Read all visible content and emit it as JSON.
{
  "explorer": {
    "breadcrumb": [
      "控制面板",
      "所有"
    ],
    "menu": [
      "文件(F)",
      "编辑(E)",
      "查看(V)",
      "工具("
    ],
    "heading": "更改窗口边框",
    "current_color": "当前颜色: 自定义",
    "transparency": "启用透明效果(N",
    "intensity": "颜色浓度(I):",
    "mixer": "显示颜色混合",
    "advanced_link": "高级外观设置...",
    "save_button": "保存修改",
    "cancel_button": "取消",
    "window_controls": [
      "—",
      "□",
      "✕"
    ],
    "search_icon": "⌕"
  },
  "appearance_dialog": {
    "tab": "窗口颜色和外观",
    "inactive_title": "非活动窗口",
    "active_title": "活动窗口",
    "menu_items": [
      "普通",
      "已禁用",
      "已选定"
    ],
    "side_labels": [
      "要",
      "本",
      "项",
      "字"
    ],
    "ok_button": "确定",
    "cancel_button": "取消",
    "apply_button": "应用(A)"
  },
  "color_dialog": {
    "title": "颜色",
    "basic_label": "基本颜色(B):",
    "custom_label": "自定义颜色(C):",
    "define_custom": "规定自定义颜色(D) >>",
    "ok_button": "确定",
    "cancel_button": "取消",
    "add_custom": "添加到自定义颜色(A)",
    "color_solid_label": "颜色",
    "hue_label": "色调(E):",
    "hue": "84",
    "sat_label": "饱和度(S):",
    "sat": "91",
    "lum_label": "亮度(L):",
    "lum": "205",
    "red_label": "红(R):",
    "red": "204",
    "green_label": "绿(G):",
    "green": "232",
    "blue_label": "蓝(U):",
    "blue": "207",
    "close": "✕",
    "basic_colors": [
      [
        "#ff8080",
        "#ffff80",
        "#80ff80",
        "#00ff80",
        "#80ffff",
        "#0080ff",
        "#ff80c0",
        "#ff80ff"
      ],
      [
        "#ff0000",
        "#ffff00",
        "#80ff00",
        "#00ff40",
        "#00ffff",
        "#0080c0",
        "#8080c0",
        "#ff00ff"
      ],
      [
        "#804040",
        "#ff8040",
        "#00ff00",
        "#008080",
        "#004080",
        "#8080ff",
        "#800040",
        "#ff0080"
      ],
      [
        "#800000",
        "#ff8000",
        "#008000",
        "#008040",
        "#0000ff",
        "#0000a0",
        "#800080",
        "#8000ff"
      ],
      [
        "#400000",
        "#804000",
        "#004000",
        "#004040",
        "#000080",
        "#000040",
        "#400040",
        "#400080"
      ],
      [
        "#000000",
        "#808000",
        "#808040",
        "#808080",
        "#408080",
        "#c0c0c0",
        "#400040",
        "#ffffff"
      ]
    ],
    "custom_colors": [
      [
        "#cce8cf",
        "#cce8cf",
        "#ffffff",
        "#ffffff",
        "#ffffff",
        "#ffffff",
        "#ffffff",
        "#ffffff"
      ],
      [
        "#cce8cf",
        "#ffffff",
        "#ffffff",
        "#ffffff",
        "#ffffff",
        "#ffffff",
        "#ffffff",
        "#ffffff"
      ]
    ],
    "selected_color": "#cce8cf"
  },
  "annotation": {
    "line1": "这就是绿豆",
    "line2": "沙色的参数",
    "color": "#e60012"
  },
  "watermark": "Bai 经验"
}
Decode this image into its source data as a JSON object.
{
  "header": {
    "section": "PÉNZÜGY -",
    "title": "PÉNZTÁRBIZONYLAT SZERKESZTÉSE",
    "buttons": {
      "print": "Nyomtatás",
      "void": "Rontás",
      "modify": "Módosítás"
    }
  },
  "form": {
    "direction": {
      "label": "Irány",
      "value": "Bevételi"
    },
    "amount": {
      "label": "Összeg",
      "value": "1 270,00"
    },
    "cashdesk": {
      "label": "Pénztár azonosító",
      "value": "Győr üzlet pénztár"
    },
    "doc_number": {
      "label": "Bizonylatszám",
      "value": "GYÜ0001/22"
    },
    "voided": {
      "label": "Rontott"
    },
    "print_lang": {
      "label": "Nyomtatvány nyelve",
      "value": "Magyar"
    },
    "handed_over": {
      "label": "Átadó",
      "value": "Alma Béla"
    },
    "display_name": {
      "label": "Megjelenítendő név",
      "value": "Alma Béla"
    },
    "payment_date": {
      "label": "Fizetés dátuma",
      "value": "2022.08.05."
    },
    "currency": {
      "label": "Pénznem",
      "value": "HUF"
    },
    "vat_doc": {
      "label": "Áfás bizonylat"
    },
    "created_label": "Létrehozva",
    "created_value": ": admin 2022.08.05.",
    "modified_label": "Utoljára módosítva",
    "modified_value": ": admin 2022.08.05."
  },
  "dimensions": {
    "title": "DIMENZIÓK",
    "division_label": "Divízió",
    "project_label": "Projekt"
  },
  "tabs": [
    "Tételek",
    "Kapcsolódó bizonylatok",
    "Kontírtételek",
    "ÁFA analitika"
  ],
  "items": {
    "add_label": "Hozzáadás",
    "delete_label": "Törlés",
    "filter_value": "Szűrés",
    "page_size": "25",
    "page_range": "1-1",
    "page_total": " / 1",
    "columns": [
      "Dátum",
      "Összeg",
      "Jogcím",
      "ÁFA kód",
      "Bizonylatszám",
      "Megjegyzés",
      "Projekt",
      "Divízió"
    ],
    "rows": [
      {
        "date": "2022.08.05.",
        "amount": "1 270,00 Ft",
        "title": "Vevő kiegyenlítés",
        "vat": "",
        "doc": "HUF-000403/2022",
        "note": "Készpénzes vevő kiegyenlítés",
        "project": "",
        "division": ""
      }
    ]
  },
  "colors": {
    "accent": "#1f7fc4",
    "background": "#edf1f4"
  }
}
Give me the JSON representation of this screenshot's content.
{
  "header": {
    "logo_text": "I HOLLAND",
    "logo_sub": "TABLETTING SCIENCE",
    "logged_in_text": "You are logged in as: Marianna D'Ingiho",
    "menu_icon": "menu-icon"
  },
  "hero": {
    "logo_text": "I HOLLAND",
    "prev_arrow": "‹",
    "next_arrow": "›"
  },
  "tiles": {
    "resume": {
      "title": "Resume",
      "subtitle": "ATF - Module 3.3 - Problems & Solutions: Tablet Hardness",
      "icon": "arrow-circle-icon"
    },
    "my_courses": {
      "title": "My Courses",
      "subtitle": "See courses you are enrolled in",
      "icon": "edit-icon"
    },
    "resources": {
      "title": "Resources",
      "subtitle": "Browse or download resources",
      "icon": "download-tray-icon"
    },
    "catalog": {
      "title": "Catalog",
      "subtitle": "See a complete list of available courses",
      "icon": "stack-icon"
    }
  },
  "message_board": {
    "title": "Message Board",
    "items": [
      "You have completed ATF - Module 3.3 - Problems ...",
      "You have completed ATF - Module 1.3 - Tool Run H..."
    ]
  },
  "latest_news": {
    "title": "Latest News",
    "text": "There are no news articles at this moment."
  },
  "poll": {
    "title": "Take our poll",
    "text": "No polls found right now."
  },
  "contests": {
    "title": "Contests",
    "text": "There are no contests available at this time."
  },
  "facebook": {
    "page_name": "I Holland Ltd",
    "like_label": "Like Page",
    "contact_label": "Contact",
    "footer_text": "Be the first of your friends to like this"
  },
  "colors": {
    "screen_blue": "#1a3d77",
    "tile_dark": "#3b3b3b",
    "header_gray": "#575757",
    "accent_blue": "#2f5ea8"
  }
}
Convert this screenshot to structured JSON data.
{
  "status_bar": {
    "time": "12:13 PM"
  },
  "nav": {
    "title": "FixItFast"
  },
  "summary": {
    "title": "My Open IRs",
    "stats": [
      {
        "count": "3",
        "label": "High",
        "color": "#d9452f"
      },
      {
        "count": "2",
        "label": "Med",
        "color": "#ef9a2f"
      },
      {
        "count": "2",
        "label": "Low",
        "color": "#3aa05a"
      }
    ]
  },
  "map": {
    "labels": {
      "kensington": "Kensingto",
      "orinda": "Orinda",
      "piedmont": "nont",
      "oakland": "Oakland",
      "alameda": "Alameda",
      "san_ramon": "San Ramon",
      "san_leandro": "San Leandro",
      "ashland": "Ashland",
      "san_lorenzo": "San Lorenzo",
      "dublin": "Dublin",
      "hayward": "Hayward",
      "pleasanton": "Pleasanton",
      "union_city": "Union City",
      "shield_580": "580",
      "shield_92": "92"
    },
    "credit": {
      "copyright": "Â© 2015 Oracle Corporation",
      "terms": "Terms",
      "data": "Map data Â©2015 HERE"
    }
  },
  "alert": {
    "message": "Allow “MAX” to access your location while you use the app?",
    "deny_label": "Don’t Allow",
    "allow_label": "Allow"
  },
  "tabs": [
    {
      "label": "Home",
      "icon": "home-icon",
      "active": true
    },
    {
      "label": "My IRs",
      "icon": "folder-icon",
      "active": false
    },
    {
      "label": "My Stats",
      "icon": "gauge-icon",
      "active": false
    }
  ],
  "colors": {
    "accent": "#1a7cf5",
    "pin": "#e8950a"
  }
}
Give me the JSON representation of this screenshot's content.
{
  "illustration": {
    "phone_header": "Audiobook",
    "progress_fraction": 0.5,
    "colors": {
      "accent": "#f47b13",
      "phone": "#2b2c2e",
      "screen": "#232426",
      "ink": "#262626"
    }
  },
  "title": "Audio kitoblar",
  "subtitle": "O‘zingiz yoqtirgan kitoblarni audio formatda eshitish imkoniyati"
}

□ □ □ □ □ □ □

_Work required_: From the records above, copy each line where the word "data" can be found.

_Solution_:
Decode this image into its source data as a JSON object.
Convert this screenshot to structured JSON data.
      "data": "Map data Â©2015 HERE"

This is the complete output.